There is the perception by more than a few folks that the Church is filled with holier-than-thou types who want to preach about everyone else’s issues and not face up to their own. To some extent this is deserved. But a lot of it is an easy way of dismissing an uncomfortable viewpoint that we’re all less than perfect and we’re responsible for that imperfection. I’m glad God causes me to own up to these facts. It helps humble me. It reminds me that I need to lean on God and to rely on His mercy and grace. Now don’t get me wrong. I don’t think I get a free pass because of God’s mercy and grace. I know I deserve His wrath. But God, in His great love, forgives and restores. That’s mind-blowing. That’s unreal.
Hide Your face from my sins
And blot out all my iniquities.
Create in me a clean heart, O God,
And renew a steadfast spirit within me.
Do not cast me away from Your presence
And do not take Your Holy Spirit from me.
Restore to me the joy of Your salvation
And sustain me with a willing spirit.
Then I will teach transgressors Your ways,
And sinners will be converted to You.
– Psalm 51:9-13, NASB
David was in the midst of facing up to his sins. His heart had been broken when God used Nathan to reveal David’s adulterous affair with Bathsheba, his subsequent deceit of it all, and his murder of Uriah. David went to God and asks Him to not look upon David’s sins, but to remove them. And in their place David asked God to restore Him to a man with a steadfast spirit (a singular focus on God), one who would remain in God’s presence and one who would find joy in his salvation and a desire to be God’s servant. Right after David asks for all of that, notice what else he says. When we quote from Psalm 51, we often stop at verse 12, which ends with “a willing spirit.” We don’t include verse 13, which is about witnessing. It’s about sharing.
David realized something important. As a sinner, he knew what it was like to be in the midst of his sin, coming face-to-face with the consequences of it. There were repercussions in David’s life. He lost the baby. He would never build the temple. And his house would be full of strife the rest of his days. But what pained David more was the possibility of being apart from God. David feared not being able to come into God’s presence. David got it. He knew being a sinner who realized his state was a horrible place to be. And that’s why verse 13 is there. If it was horrible for him, it would be horrible for anyone. But David knew there was hope. David knew that in the Lord there was grace and mercy. That was the only one out of that state. And as God restored him, David would be sure others knew of that out. He would ensure they knew about a loving God who provided that way out.

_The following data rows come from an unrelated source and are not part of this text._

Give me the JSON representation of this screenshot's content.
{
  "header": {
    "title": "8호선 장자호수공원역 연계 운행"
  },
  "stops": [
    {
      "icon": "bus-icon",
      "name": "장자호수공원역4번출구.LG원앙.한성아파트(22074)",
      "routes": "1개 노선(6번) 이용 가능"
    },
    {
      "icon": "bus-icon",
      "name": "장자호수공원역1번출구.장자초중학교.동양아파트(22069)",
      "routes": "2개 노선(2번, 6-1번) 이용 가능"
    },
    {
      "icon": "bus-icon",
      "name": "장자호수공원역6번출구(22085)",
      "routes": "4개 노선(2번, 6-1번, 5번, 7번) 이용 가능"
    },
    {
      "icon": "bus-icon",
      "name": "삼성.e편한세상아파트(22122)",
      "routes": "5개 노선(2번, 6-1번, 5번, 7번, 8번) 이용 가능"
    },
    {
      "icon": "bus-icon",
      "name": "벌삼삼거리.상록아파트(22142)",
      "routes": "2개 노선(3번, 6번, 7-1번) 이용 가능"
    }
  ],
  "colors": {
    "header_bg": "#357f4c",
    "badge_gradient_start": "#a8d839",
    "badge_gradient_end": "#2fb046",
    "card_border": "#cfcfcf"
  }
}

As Christians we have had to face up to our own sinfulness. Hopefully we have examined ourselves and considered soberly the consequences of our sins. We should get it just like David did. Being apart from God, stuck in our sin, is horrible. The consequences in eternity are almost unthinkable, but focusing just on the here and now, we need Jesus each moment of each day. Once we understand the reality of our sin, facing up to the fact that our actions have separated us from our Creator, our loving God, we should be responding like David did, asking for restoration and renewal. That’s something we all should have experienced in our Christian walk. We are going to mess up. Thankfully, God is there to help us clean up as He restores us.
So when it comes to those who are not of the faith, we should understand and sympathize with their state. Yelling and screaming at someone who isn’t a Christian that they are a horrible, evil person isn’t right. Scripture makes it clear that we are ALL horrible, evil people (“There is none righteous. No, not one”). But there is a way out. Instead of beating folks over the head about their sin, a better approach might be to open up and reveal we’ve been there, too. In fact, we struggle with sin daily. That’s reality. But we have a loving, gracious, and merciful God who forgives and restores, who encourages and builds, who teaches and leads. He is our hope and our salvation. And while we struggle with sin now, in eternity we won’t. Our history, our testimony, our own salvation is the message we should be delivering. It tells the truth. It reveals we’ve been there, too. It presents the hope that we have. And it glorifies God. The message of our own conversion and our struggles will teach transgressors God’s ways and lead to sinners being converted to Christ. So let us speak that message and go against the holier-than-thou characterization the world has of us.